>>>

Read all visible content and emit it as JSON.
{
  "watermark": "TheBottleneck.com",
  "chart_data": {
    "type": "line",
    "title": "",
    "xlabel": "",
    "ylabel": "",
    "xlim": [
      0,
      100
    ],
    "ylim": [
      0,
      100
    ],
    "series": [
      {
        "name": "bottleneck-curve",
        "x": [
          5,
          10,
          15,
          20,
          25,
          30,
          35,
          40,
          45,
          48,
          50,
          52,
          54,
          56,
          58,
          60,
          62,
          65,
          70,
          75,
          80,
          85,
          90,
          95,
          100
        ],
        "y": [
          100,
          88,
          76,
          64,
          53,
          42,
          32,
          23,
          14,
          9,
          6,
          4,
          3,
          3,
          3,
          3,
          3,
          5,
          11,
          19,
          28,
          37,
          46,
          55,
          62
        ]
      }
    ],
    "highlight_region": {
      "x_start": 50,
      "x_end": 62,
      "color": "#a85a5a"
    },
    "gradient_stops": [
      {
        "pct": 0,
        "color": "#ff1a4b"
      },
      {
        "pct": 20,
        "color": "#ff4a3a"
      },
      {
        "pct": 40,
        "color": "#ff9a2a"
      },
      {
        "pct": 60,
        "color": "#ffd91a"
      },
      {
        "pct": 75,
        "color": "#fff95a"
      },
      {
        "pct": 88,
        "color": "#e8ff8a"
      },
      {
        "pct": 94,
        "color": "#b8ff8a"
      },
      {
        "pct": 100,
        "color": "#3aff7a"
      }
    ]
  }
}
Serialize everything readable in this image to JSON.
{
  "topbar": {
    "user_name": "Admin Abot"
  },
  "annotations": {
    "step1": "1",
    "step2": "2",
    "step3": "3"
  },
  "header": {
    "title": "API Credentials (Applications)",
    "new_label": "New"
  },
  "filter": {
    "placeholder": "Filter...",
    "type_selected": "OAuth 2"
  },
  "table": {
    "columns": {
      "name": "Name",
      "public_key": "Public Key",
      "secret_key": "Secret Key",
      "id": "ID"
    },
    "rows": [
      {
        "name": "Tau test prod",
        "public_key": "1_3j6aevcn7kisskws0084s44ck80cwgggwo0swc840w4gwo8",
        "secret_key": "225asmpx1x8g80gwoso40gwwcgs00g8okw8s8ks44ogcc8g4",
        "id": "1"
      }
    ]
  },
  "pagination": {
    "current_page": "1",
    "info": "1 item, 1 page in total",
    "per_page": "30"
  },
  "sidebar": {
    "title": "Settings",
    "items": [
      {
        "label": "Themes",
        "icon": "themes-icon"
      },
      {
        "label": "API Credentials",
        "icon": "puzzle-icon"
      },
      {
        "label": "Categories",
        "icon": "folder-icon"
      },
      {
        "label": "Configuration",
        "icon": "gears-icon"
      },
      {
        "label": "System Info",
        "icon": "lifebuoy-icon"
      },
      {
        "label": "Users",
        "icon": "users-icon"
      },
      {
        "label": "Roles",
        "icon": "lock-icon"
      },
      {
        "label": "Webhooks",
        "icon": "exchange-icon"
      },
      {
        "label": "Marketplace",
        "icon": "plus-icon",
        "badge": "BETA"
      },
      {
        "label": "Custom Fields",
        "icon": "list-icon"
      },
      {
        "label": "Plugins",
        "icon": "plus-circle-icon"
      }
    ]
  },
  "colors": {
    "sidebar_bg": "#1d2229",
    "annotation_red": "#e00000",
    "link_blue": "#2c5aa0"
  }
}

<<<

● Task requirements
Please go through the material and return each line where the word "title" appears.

● Solution to this task
    "title": "",
    "title": "API Credentials (Applications)",
    "title": "Settings",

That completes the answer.